TASK DESCRIPTION
From the records beneath, determine how many lines contain "Workout" and report only that figure.

AVAILABLE DATA
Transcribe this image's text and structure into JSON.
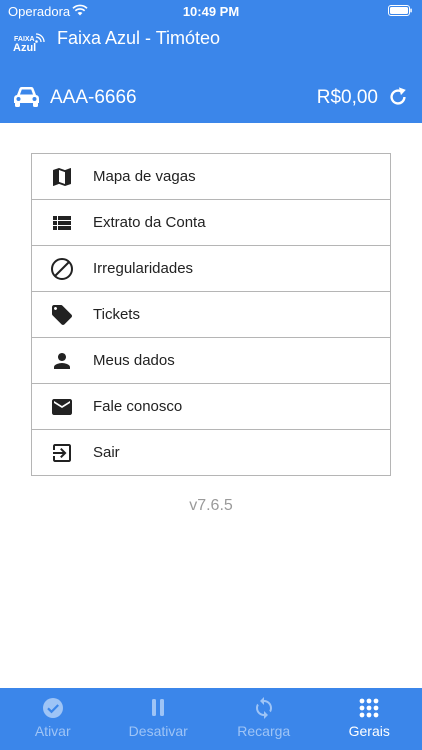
{
  "status": {
    "carrier": "Operadora",
    "time": "10:49 PM"
  },
  "header": {
    "logo_line1": "FAIXA",
    "logo_line2": "Azul",
    "title": "Faixa Azul - Timóteo",
    "plate": "AAA-6666",
    "balance": "R$0,00"
  },
  "menu": [
    {
      "label": "Mapa de vagas",
      "icon": "map-icon"
    },
    {
      "label": "Extrato da Conta",
      "icon": "list-icon"
    },
    {
      "label": "Irregularidades",
      "icon": "block-icon"
    },
    {
      "label": "Tickets",
      "icon": "tag-icon"
    },
    {
      "label": "Meus dados",
      "icon": "person-icon"
    },
    {
      "label": "Fale conosco",
      "icon": "mail-icon"
    },
    {
      "label": "Sair",
      "icon": "exit-icon"
    }
  ],
  "version": "v7.6.5",
  "tabs": [
    {
      "label": "Ativar",
      "icon": "check-circle-icon",
      "active": false
    },
    {
      "label": "Desativar",
      "icon": "pause-icon",
      "active": false
    },
    {
      "label": "Recarga",
      "icon": "sync-icon",
      "active": false
    },
    {
      "label": "Gerais",
      "icon": "grid-icon",
      "active": true
    }
  ],
  "colors": {
    "primary": "#3b86ea",
    "tab_inactive": "#9ec4f6",
    "border": "#b5b5b5",
    "version_text": "#9a9a9a"
  }
}
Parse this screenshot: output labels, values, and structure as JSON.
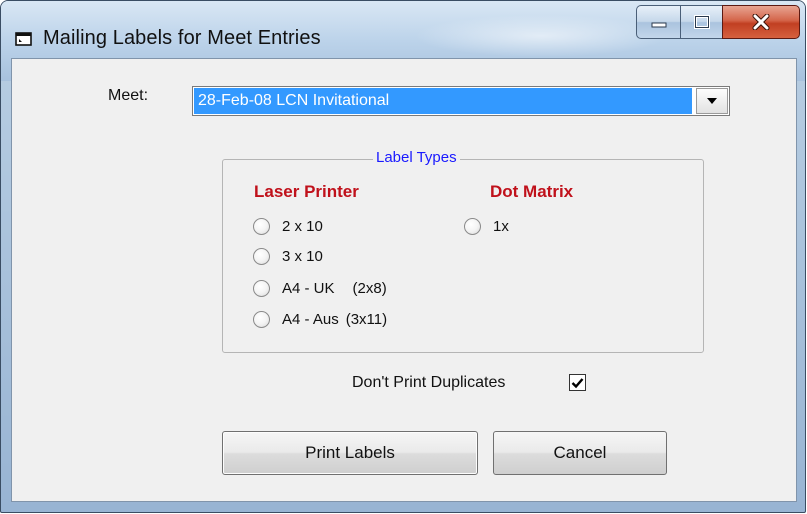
{
  "window": {
    "title": "Mailing Labels for Meet Entries",
    "icon": "app-window-icon",
    "buttons": {
      "minimize": "minimize-icon",
      "maximize": "maximize-icon",
      "close": "close-icon"
    }
  },
  "meet": {
    "label": "Meet:",
    "selected_value": "28-Feb-08 LCN Invitational"
  },
  "label_types": {
    "legend": "Label Types",
    "laser": {
      "heading": "Laser Printer",
      "options": [
        {
          "label": "2 x 10",
          "note": "",
          "selected": false
        },
        {
          "label": "3 x 10",
          "note": "",
          "selected": false
        },
        {
          "label": "A4 - UK",
          "note": "(2x8)",
          "selected": false
        },
        {
          "label": "A4 - Aus",
          "note": "(3x11)",
          "selected": false
        }
      ]
    },
    "dot_matrix": {
      "heading": "Dot Matrix",
      "options": [
        {
          "label": "1x",
          "selected": false
        }
      ]
    }
  },
  "duplicates": {
    "label": "Don't Print Duplicates",
    "checked": true
  },
  "actions": {
    "print_label": "Print Labels",
    "cancel_label": "Cancel"
  },
  "colors": {
    "selection": "#3399ff",
    "heading_red": "#c0111b",
    "legend_blue": "#1a1aff",
    "close_red": "#c13f22"
  }
}
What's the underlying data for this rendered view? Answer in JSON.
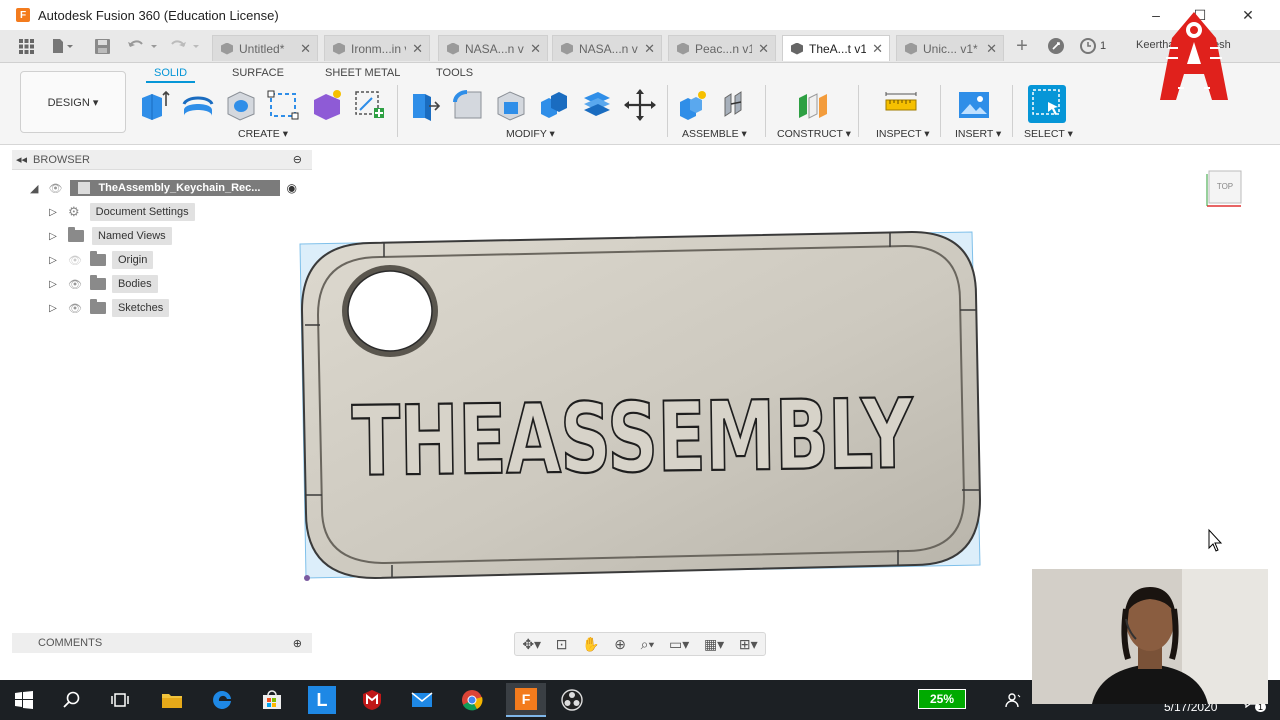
{
  "window": {
    "title": "Autodesk Fusion 360 (Education License)",
    "app_icon_letter": "F",
    "minimize": "–",
    "maximize": "☐",
    "close": "✕"
  },
  "tabs": [
    {
      "label": "Untitled*",
      "active": false
    },
    {
      "label": "Ironm...in v1",
      "active": false
    },
    {
      "label": "NASA...n v1",
      "active": false
    },
    {
      "label": "NASA...n v1",
      "active": false
    },
    {
      "label": "Peac...n v1",
      "active": false
    },
    {
      "label": "TheA...t v1",
      "active": true
    },
    {
      "label": "Unic... v1*",
      "active": false
    }
  ],
  "tab_close": "✕",
  "add_tab": "+",
  "job_count": "1",
  "user_name": "Keerthana Ramesh",
  "workspace": {
    "label": "DESIGN ▾"
  },
  "subtabs": {
    "solid": "SOLID",
    "surface": "SURFACE",
    "sheet_metal": "SHEET METAL",
    "tools": "TOOLS"
  },
  "groups": {
    "create": "CREATE ▾",
    "modify": "MODIFY ▾",
    "assemble": "ASSEMBLE ▾",
    "construct": "CONSTRUCT ▾",
    "inspect": "INSPECT ▾",
    "insert": "INSERT ▾",
    "select": "SELECT ▾"
  },
  "browser": {
    "title": "BROWSER",
    "root": "TheAssembly_Keychain_Rec...",
    "items": [
      {
        "label": "Document Settings"
      },
      {
        "label": "Named Views"
      },
      {
        "label": "Origin"
      },
      {
        "label": "Bodies"
      },
      {
        "label": "Sketches"
      }
    ]
  },
  "comments": {
    "title": "COMMENTS"
  },
  "model": {
    "text": "THEASSEMBLY"
  },
  "viewcube": {
    "label": "TOP"
  },
  "taskbar": {
    "battery": "25%",
    "date": "5/17/2020",
    "notify_count": "1"
  },
  "colors": {
    "accent": "#0696d7",
    "body": "#cbc7bd",
    "taskbar": "#1c2024"
  }
}
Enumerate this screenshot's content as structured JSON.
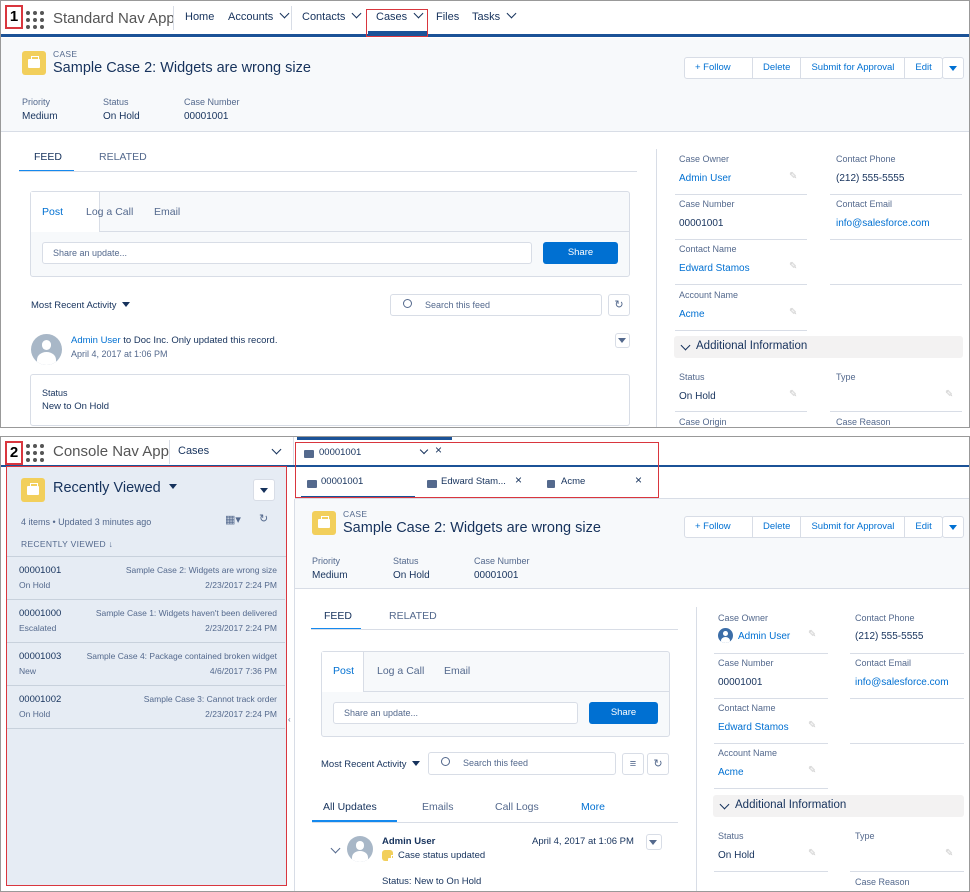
{
  "colors": {
    "accent": "#0070d2",
    "brand_bar": "#1b5297",
    "highlight": "#d9363e",
    "case_icon": "#f2cf5b"
  },
  "pane1": {
    "number": "1",
    "app_name": "Standard Nav App",
    "nav": [
      "Home",
      "Accounts",
      "Contacts",
      "Cases",
      "Files",
      "Tasks"
    ],
    "record": {
      "eyebrow": "CASE",
      "title": "Sample Case 2: Widgets are wrong size",
      "buttons": {
        "follow": "+ Follow",
        "delete": "Delete",
        "submit": "Submit for Approval",
        "edit": "Edit"
      },
      "highlights": [
        {
          "label": "Priority",
          "value": "Medium"
        },
        {
          "label": "Status",
          "value": "On Hold"
        },
        {
          "label": "Case Number",
          "value": "00001001"
        }
      ]
    },
    "feed": {
      "tabs": [
        "FEED",
        "RELATED"
      ],
      "publisher_tabs": [
        "Post",
        "Log a Call",
        "Email"
      ],
      "share_placeholder": "Share an update...",
      "share_button": "Share",
      "sort": "Most Recent Activity",
      "search_placeholder": "Search this feed",
      "post_user": "Admin User",
      "post_text": "to Doc Inc. Only updated this record.",
      "post_date": "April 4, 2017 at 1:06 PM",
      "status_label": "Status",
      "status_change": "New to On Hold"
    },
    "details": {
      "case_owner_label": "Case Owner",
      "case_owner": "Admin User",
      "contact_phone_label": "Contact Phone",
      "contact_phone": "(212) 555-5555",
      "case_number_label": "Case Number",
      "case_number": "00001001",
      "contact_email_label": "Contact Email",
      "contact_email": "info@salesforce.com",
      "contact_name_label": "Contact Name",
      "contact_name": "Edward Stamos",
      "account_name_label": "Account Name",
      "account_name": "Acme",
      "additional_info": "Additional Information",
      "status_label": "Status",
      "status": "On Hold",
      "type_label": "Type",
      "case_origin_label": "Case Origin",
      "case_reason_label": "Case Reason"
    }
  },
  "pane2": {
    "number": "2",
    "app_name": "Console Nav App",
    "object_select": "Cases",
    "workspace_tab": "00001001",
    "subtabs": [
      "00001001",
      "Edward Stam...",
      "Acme"
    ],
    "list": {
      "title": "Recently Viewed",
      "meta": "4 items • Updated 3 minutes ago",
      "column": "RECENTLY VIEWED",
      "rows": [
        {
          "number": "00001001",
          "status": "On Hold",
          "subject": "Sample Case 2: Widgets are wrong size",
          "date": "2/23/2017 2:24 PM"
        },
        {
          "number": "00001000",
          "status": "Escalated",
          "subject": "Sample Case 1: Widgets haven't been delivered",
          "date": "2/23/2017 2:24 PM"
        },
        {
          "number": "00001003",
          "status": "New",
          "subject": "Sample Case 4: Package contained broken widget",
          "date": "4/6/2017 7:36 PM"
        },
        {
          "number": "00001002",
          "status": "On Hold",
          "subject": "Sample Case 3: Cannot track order",
          "date": "2/23/2017 2:24 PM"
        }
      ]
    },
    "record": {
      "eyebrow": "CASE",
      "title": "Sample Case 2: Widgets are wrong size",
      "buttons": {
        "follow": "+ Follow",
        "delete": "Delete",
        "submit": "Submit for Approval",
        "edit": "Edit"
      },
      "highlights": [
        {
          "label": "Priority",
          "value": "Medium"
        },
        {
          "label": "Status",
          "value": "On Hold"
        },
        {
          "label": "Case Number",
          "value": "00001001"
        }
      ]
    },
    "feed": {
      "tabs": [
        "FEED",
        "RELATED"
      ],
      "publisher_tabs": [
        "Post",
        "Log a Call",
        "Email"
      ],
      "share_placeholder": "Share an update...",
      "share_button": "Share",
      "sort": "Most Recent Activity",
      "search_placeholder": "Search this feed",
      "filter_tabs": [
        "All Updates",
        "Emails",
        "Call Logs",
        "More"
      ],
      "post_user": "Admin User",
      "post_date": "April 4, 2017 at 1:06 PM",
      "post_text": "Case status updated",
      "status_line_label": "Status:",
      "status_line_value": "New to On Hold"
    },
    "details": {
      "case_owner_label": "Case Owner",
      "case_owner": "Admin User",
      "contact_phone_label": "Contact Phone",
      "contact_phone": "(212) 555-5555",
      "case_number_label": "Case Number",
      "case_number": "00001001",
      "contact_email_label": "Contact Email",
      "contact_email": "info@salesforce.com",
      "contact_name_label": "Contact Name",
      "contact_name": "Edward Stamos",
      "account_name_label": "Account Name",
      "account_name": "Acme",
      "additional_info": "Additional Information",
      "status_label": "Status",
      "status": "On Hold",
      "type_label": "Type",
      "case_reason_label": "Case Reason"
    }
  }
}
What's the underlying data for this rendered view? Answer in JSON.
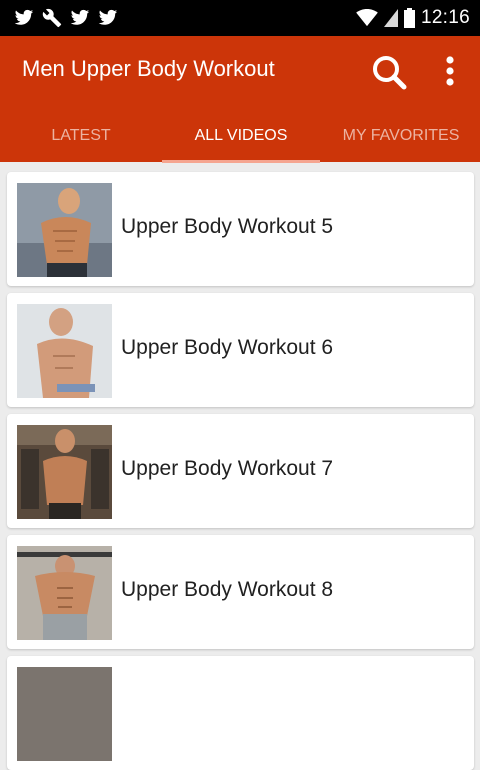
{
  "status_bar": {
    "time": "12:16",
    "left_icons": [
      "twitter-icon",
      "wrench-icon",
      "twitter-icon",
      "twitter-icon"
    ],
    "right_icons": [
      "wifi-icon",
      "signal-icon",
      "battery-icon"
    ]
  },
  "app_bar": {
    "title": "Men Upper Body Workout",
    "background": "#cc3509",
    "actions": [
      "search-icon",
      "more-vert-icon"
    ]
  },
  "tabs": [
    {
      "label": "LATEST",
      "active": false
    },
    {
      "label": "ALL VIDEOS",
      "active": true
    },
    {
      "label": "MY FAVORITES",
      "active": false
    }
  ],
  "videos": [
    {
      "title": "Upper Body Workout 5"
    },
    {
      "title": "Upper Body Workout 6"
    },
    {
      "title": "Upper Body Workout 7"
    },
    {
      "title": "Upper Body Workout 8"
    }
  ]
}
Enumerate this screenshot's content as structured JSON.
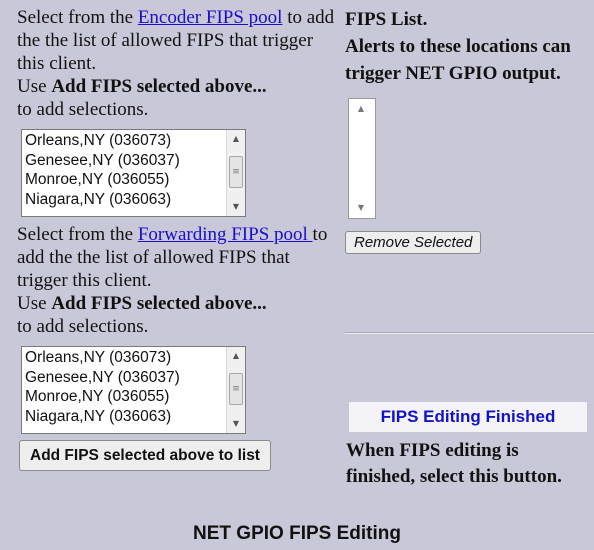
{
  "encoder": {
    "text_before": "Select from the ",
    "link": "Encoder FIPS pool",
    "text_after": " to add the the list of allowed FIPS that trigger this client.",
    "use_prefix": "Use ",
    "use_bold": "Add FIPS selected above...",
    "use_suffix": "to add selections.",
    "options": [
      "Orleans,NY (036073)",
      "Genesee,NY (036037)",
      "Monroe,NY (036055)",
      "Niagara,NY (036063)"
    ]
  },
  "forwarding": {
    "text_before": "Select from the ",
    "link": "Forwarding FIPS pool ",
    "text_after": "to add the the list of allowed FIPS that trigger this client.",
    "use_prefix": "Use ",
    "use_bold": "Add FIPS selected above...",
    "use_suffix": "to add selections.",
    "options": [
      "Orleans,NY (036073)",
      "Genesee,NY (036037)",
      "Monroe,NY (036055)",
      "Niagara,NY (036063)"
    ]
  },
  "add_button": "Add FIPS selected above to list",
  "fips_list": {
    "heading": "FIPS List.",
    "description": "Alerts to these locations can trigger NET GPIO output.",
    "remove_button": "Remove Selected"
  },
  "finished": {
    "button": "FIPS Editing Finished",
    "text": "When FIPS editing is finished, select this button."
  },
  "footer_title": "NET GPIO FIPS Editing",
  "colors": {
    "background": "#c9c8d8",
    "link": "#1a0dcc",
    "finished_button_text": "#1212c8"
  },
  "icons": {
    "scroll_up": "triangle-up",
    "scroll_down": "triangle-down",
    "scroll_thumb": "grip-lines"
  }
}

OUTPUT OF THE TASK
5